By Tina Cardone, Posted March 16, 2015 –
How many times have
you seen this kind of mistake? How do we help students understand that they
can’t just cross things out? Attending to precision in language while solving
equations or simplifying fractions can be cumbersome. Even so, it is important.
operation to apply to each expression rather than both sides of an equation requires more syllables but emphasizes
the equality of two separate expressions. Showing students that despite their
intuition, simplified fractions are equivalent (the same size) rather
than reduced (smaller) is no simple
task. Frequently, my language defaults to the word cancel when manipulating equations and fractions (habits developed
over many years are hard to break!). Still, cancel
is a vague term that hides the actual mathematical operations being used; therefore,
students will not know when or why to use it. To many students, cancel is
digested as cross-out stuff by magic,
so they see no problem with crossing out parts of an expression or across
fractions, students need to recognize the difference between additive
structures and multiplicative structures. Students need time to explore these
ideas, and precise language will help them identify what is new and different
about fractions. Factors and multiples are key when manipulating fractions.
Finding common factors or multiplying by the same factor allows students to
identify equivalent fractions. Common multiples allow us to compare fractions
and create like terms (via equivalent fractions) to add. Multiplication and division
are key in maintaining the ratio in a fraction, but too often students expect
to maintain that equivalence via addition or subtraction.
Instead of saying cancel when manipulating fractions,
require students to state a mathematical operation. Similarly, students should
write a mathematical simplification rather than crossing out terms that cancel. In fractions, we are dividing to
get 1. Students can say, “Divides to 1” and show that situation on their paper
by making a big 1 instead of a slash to cross factors out. Emphasizing the
division helps students see that they cannot cancel over addition (when
students try to cross out part of the numerator with part of the denominator,
Another example of
this is manipulating an equation with separate terms; in this case, we are
adding the opposite to each expression. Students can say, “Adds to 0” and show
that situation on their paper by circling the terms and thinking of the circle
as a 0. Alternatively, students can circle the terms and write a 1 next to the
terms for “dividing to 1” or write a 0 next to them for “adds to 0.”
Whether working with
equations or fractions, use the language of opposites and identities to
precisely define the mysterious cancel.
The more precisely we describe these processes, the more students will believe
that math makes sense. The magical disappearing act can wait for the talent
Tina Cardone, @crstn85, is a high school teacher at Salem High School in Salem,
Massachusetts. She is the author of Nix the Tricks
and blogs about her teaching at DrawingOnMath.blogspot.com.

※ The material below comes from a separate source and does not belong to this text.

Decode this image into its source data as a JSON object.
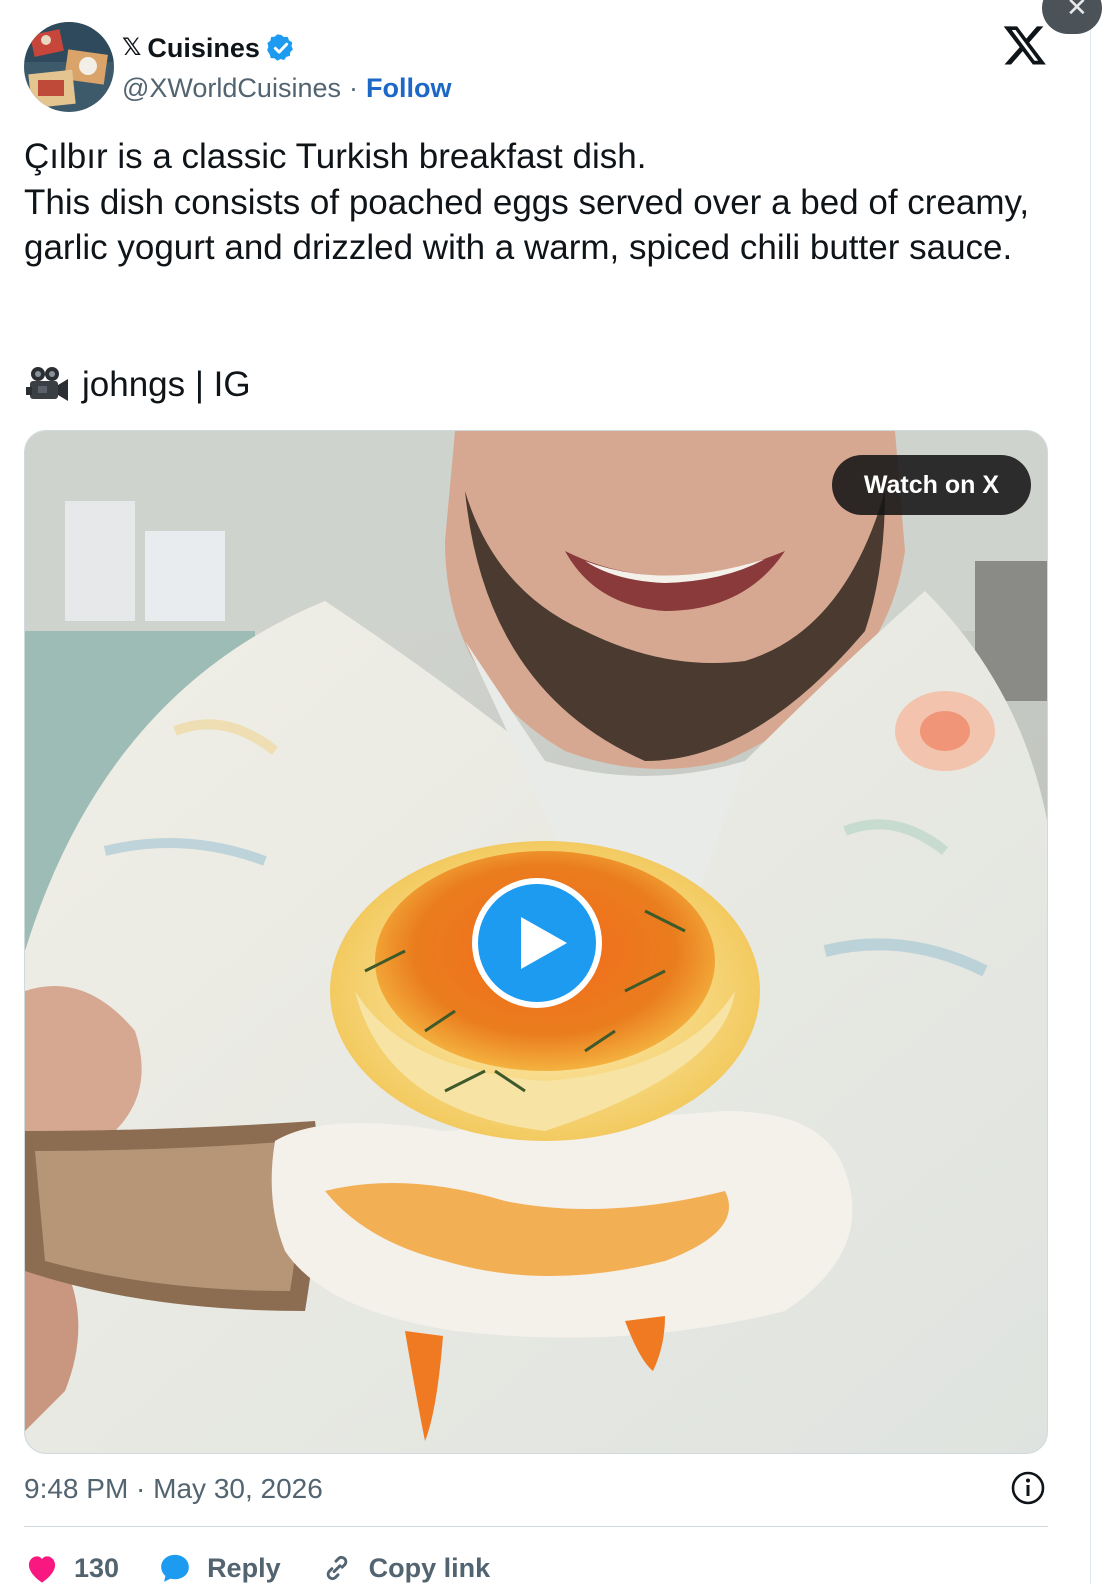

Thank you for your article. Given the confusion of when and how to find equivalent fractions, do you recommend not introducing this operation until after initially teaching multiplication of fractions? This question is for community college remedial math class.